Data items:
_ _ _ _ _ _ _

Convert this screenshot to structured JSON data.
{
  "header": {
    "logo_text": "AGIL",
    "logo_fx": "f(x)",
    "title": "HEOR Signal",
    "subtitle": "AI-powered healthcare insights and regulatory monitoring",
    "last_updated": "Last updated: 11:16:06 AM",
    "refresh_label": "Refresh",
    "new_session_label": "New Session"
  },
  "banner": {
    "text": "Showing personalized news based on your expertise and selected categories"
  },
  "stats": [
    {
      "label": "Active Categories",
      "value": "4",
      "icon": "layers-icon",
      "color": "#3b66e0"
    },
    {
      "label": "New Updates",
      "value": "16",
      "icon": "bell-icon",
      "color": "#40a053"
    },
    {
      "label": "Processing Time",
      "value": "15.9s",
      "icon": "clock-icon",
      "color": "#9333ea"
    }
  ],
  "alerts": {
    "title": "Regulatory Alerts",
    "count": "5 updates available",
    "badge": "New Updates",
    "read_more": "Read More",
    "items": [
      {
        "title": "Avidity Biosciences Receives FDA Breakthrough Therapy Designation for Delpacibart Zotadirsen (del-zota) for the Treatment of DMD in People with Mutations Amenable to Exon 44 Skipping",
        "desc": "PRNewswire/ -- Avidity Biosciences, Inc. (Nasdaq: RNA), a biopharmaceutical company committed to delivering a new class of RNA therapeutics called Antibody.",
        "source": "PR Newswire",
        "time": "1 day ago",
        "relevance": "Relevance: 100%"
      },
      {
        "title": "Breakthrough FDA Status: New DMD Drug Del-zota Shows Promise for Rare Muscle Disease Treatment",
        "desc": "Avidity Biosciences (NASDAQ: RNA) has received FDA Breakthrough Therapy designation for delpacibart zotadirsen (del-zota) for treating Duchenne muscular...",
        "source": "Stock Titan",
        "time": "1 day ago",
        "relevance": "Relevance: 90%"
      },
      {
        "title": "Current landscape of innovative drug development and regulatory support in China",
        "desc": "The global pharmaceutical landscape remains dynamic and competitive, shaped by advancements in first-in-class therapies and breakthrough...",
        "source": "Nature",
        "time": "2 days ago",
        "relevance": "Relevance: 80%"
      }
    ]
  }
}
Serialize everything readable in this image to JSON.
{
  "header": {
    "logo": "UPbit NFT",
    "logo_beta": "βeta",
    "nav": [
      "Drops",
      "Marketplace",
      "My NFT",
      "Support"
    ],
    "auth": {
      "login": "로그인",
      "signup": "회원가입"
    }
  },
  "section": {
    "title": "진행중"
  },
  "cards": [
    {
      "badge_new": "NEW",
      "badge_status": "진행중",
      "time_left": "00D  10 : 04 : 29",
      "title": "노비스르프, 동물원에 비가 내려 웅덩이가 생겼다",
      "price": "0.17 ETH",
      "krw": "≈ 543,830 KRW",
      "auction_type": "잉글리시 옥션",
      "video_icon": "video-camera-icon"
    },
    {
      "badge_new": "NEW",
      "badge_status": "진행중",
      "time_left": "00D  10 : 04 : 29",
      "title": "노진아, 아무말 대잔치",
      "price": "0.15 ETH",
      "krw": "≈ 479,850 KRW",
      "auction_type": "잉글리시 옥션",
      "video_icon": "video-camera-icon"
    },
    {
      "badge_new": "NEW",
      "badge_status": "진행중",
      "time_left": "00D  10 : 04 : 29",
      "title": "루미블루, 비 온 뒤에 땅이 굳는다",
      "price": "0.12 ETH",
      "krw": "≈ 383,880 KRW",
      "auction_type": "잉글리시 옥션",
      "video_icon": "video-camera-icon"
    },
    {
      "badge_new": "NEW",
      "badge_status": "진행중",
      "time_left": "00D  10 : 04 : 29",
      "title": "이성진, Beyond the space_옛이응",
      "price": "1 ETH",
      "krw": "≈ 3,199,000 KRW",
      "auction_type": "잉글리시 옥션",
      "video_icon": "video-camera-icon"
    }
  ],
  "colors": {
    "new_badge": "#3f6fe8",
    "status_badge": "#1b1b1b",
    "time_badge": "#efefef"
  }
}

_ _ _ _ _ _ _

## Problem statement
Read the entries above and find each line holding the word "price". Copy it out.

## Result below
      "price": "0.17 ETH",
      "price": "0.15 ETH",
      "price": "0.12 ETH",
      "price": "1 ETH",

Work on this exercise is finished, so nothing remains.